Required work
The job is to find each line of the records below that includes the word "Marketing" and copy it.

Dataset excerpts:
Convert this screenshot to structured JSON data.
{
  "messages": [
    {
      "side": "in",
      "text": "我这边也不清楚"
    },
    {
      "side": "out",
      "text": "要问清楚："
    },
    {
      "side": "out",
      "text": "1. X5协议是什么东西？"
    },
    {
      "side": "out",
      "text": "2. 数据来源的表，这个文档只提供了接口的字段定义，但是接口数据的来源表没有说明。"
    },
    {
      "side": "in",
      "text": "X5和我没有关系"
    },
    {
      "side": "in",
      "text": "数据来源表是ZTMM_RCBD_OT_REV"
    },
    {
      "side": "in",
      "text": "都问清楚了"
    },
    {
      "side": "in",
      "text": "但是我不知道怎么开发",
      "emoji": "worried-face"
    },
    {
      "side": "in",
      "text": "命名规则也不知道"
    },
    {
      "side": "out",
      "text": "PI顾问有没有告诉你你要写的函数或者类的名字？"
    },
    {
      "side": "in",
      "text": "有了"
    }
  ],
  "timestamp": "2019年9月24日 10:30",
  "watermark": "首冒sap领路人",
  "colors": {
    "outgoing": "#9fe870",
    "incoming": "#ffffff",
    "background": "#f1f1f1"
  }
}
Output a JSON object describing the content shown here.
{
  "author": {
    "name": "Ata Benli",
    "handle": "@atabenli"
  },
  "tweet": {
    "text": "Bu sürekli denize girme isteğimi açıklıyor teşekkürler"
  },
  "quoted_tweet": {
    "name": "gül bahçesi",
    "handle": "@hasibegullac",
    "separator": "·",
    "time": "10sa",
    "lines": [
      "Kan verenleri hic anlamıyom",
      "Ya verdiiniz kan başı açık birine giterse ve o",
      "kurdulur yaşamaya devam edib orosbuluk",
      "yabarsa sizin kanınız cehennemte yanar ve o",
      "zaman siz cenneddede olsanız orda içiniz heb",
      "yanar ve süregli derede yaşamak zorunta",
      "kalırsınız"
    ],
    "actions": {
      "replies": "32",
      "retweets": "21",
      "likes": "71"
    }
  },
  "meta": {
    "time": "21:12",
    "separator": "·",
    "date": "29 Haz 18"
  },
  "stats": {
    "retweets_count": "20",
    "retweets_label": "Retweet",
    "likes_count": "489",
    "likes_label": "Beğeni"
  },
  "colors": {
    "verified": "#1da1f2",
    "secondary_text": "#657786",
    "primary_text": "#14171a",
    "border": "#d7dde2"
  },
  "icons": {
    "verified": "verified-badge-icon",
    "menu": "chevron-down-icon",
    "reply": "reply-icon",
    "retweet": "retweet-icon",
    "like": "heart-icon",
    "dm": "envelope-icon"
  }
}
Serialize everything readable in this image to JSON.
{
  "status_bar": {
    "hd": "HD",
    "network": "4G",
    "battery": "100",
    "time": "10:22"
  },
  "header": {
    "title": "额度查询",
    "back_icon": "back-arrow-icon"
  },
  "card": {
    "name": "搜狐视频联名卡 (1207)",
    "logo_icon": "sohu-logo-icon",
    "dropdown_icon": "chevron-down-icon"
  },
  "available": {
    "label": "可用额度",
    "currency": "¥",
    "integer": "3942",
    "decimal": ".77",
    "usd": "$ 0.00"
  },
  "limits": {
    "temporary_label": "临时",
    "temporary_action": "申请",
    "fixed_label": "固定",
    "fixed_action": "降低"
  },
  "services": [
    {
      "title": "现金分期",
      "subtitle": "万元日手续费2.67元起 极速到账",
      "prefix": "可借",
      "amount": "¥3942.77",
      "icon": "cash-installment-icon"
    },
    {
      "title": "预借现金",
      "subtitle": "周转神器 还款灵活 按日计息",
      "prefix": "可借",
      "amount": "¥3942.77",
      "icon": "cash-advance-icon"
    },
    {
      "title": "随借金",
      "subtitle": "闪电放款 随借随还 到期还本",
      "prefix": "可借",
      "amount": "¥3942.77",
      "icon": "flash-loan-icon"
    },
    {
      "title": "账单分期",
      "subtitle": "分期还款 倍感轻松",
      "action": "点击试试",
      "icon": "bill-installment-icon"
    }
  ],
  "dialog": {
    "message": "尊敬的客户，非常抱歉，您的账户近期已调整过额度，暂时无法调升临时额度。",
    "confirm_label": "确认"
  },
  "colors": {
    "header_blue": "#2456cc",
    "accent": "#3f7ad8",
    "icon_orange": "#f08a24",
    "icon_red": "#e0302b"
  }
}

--

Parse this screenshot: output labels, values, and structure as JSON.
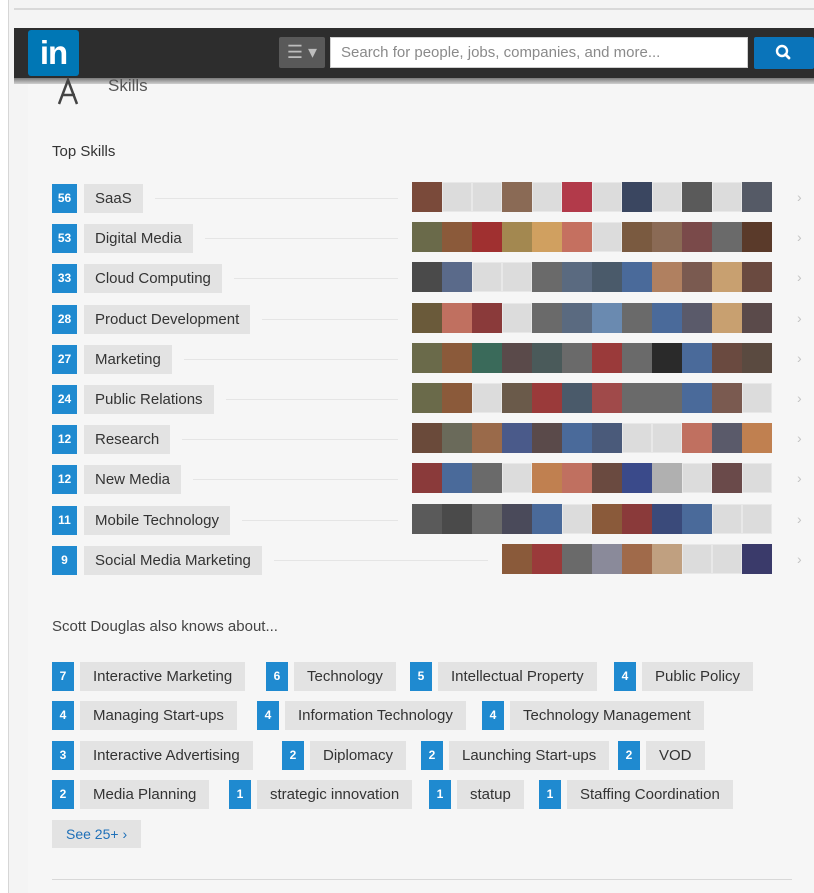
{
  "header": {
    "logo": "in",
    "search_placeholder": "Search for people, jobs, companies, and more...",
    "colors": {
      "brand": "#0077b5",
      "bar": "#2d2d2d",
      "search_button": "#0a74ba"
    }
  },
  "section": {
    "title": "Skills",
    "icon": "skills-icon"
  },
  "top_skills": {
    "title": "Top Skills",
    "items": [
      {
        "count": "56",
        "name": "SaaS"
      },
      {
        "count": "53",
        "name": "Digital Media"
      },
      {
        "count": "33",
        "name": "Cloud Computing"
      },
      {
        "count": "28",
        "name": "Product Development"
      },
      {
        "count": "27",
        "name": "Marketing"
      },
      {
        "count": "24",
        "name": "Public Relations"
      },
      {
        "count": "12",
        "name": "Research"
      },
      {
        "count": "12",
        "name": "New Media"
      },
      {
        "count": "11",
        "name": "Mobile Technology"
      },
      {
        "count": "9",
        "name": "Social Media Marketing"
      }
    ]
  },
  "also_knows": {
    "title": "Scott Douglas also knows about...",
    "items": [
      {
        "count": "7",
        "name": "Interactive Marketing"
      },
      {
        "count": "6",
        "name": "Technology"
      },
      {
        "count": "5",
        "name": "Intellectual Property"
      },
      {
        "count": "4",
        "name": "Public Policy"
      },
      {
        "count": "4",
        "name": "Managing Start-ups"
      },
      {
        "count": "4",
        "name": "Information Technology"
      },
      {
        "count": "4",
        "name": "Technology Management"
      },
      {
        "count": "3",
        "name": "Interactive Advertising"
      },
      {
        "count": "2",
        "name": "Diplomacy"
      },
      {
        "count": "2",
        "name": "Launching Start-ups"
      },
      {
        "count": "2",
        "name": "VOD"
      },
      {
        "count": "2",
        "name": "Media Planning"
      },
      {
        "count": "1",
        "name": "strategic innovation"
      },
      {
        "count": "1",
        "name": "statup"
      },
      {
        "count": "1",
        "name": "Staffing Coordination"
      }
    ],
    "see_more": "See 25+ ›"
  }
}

Problem solution
        "name": "Marketing"
        "name": "Social Media Marketing"
        "name": "Interactive Marketing"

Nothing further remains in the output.